- He navigates race in complex ways- A mistake that some well-intentioned writers make with minority characters is that they make a character only about their race; where once again the characters are only there to serve the purpose of a plot or theme rather than to be fully human. While other characters occasionally refer to Hanzee as “the Indian,” this feels more like an historically correct way they would refer to him, and all of his dealings with other characters are not only about his being Native. That doesn’t mean that background is less important, but rather that it’s not the sole reason he’s in a given scene; just as the Gerhardt’s German heritage is important, but not their sole reason for being in the story. Hanzee deals with racism and he recognizes the historic weight of what happened to his people but that is not all he is and he has different approaches to his identity depending on the situation in which he finds himself. Sometimes he uses peoples’ assumptions about him to his advantage, and other times he is more proactive (read: violent) in dealing with racism. This demonstrates, as is the case in real life, that navigating Anglo-American society as a Native American is a complex process that depends a lot on context and relationships.
- He has agency- One of the surprising things I’ve noticed as I’ve watched a lot of older westerns is that I had always assumed that the bad guys were the Indians. But that’s actually not often exactly the case.
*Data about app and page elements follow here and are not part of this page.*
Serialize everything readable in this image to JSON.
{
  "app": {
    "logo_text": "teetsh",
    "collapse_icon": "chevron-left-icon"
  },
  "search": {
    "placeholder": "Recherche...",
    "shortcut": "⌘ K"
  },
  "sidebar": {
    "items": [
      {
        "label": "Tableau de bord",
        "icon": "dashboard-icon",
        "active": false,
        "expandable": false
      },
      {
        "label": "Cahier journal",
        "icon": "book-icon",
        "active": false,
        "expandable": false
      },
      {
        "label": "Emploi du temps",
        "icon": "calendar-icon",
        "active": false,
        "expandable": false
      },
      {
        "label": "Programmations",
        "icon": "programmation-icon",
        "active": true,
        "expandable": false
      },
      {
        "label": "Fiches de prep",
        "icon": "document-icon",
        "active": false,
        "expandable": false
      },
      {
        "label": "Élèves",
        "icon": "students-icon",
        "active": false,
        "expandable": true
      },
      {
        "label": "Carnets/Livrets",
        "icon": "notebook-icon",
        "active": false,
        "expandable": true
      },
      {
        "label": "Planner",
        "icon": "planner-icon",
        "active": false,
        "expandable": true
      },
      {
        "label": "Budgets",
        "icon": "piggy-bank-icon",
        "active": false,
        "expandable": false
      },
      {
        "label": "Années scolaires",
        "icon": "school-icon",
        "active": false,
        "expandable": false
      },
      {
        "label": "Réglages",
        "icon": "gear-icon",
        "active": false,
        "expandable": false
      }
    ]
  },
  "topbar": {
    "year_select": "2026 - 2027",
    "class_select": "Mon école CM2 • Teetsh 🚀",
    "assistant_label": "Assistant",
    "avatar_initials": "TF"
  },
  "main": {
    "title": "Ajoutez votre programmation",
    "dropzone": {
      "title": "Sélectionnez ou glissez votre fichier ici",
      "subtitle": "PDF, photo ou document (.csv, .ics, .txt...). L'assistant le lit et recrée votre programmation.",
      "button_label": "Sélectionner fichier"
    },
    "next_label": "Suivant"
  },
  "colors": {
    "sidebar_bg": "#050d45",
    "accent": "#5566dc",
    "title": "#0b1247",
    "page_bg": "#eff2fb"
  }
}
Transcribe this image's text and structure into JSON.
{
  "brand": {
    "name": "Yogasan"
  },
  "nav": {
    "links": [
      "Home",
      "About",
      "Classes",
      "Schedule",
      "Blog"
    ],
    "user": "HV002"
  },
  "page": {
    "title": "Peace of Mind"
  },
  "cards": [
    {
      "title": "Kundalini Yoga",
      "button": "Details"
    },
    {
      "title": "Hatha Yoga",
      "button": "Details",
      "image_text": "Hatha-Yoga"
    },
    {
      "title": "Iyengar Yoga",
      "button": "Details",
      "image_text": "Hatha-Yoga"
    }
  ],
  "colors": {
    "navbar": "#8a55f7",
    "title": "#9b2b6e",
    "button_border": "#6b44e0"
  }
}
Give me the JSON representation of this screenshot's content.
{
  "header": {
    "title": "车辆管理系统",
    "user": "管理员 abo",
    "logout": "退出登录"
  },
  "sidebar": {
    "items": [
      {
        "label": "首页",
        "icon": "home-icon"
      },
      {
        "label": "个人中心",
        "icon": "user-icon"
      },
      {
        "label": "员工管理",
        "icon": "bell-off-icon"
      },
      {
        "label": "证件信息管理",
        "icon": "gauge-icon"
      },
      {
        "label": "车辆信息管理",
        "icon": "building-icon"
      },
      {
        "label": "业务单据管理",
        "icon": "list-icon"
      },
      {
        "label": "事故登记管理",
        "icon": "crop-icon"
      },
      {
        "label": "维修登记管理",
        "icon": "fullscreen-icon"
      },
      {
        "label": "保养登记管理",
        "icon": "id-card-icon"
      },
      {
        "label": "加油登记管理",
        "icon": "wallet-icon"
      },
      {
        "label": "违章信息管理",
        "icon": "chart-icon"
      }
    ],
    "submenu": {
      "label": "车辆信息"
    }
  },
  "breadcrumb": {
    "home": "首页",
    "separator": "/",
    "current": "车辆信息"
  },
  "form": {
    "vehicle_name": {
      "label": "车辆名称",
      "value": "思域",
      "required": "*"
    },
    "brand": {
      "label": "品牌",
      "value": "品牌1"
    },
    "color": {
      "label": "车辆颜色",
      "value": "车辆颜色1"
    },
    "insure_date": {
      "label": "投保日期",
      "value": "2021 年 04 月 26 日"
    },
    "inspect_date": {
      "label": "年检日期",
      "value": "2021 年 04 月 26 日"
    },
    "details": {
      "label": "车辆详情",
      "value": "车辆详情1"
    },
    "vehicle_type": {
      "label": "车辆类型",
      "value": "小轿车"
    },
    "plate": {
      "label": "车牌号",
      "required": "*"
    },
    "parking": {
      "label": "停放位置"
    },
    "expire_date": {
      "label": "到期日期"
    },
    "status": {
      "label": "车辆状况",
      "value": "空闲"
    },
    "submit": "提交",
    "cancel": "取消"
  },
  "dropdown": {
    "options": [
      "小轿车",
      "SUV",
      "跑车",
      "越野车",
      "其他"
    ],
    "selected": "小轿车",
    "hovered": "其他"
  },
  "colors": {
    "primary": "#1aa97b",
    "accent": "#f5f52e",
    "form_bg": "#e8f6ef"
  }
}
Instead, it’s something far more racist: more commonly, Native characters are duped into violence by the real villain: some conniving white guy. This trope, mostly found in pre-WW2 westerns, basically assumes that Indians aren’t smart enough to have done anything without white help (in the other cases, the Indians act more like a force of nature; less bent on revenge than animalistic impediment to white progress). While films and TV shows have been more sympathetic over the last few decades, agency is still a problem. Native characters are still really only allowed to act within the limits of how they are able to help the journey of the white protagonist. Hanzee’s character arc, on the other hand, is all about agency. His arc aligns beautifully with Kristen Dunst’s character who is obsessed with self-actualizing; both characters are looking for their place in a society that has, in some way or another, limited their potential. In addition, Hanzee’s actions drive the most important developments in the final act of the season. What he does matters and has consequences throughout the Fargo universe, even for what we saw in season 1.
- He’s complicated- The second-to-last episode of the season is devoted to a mystery: Why did Hanzee do what he did? The answer: we’ll never know (the finale provides us with a hint but its ambiguous). One of the central trends of the current “golden age” of prestige television is ambiguous character motivation. Inspired by European art film protagonists, we are never quite sure why characters like Don Draper, Tony Soprano, and Walter White do what they do. Native characters are almost always simplistic; they are given basic wants/needs, and any attempts at providing them with something resembling psychological depth is based off of simplistic desires. That Hanzee is allowed the same psychological ambiguity as the major white figures of prestige TV is a big deal.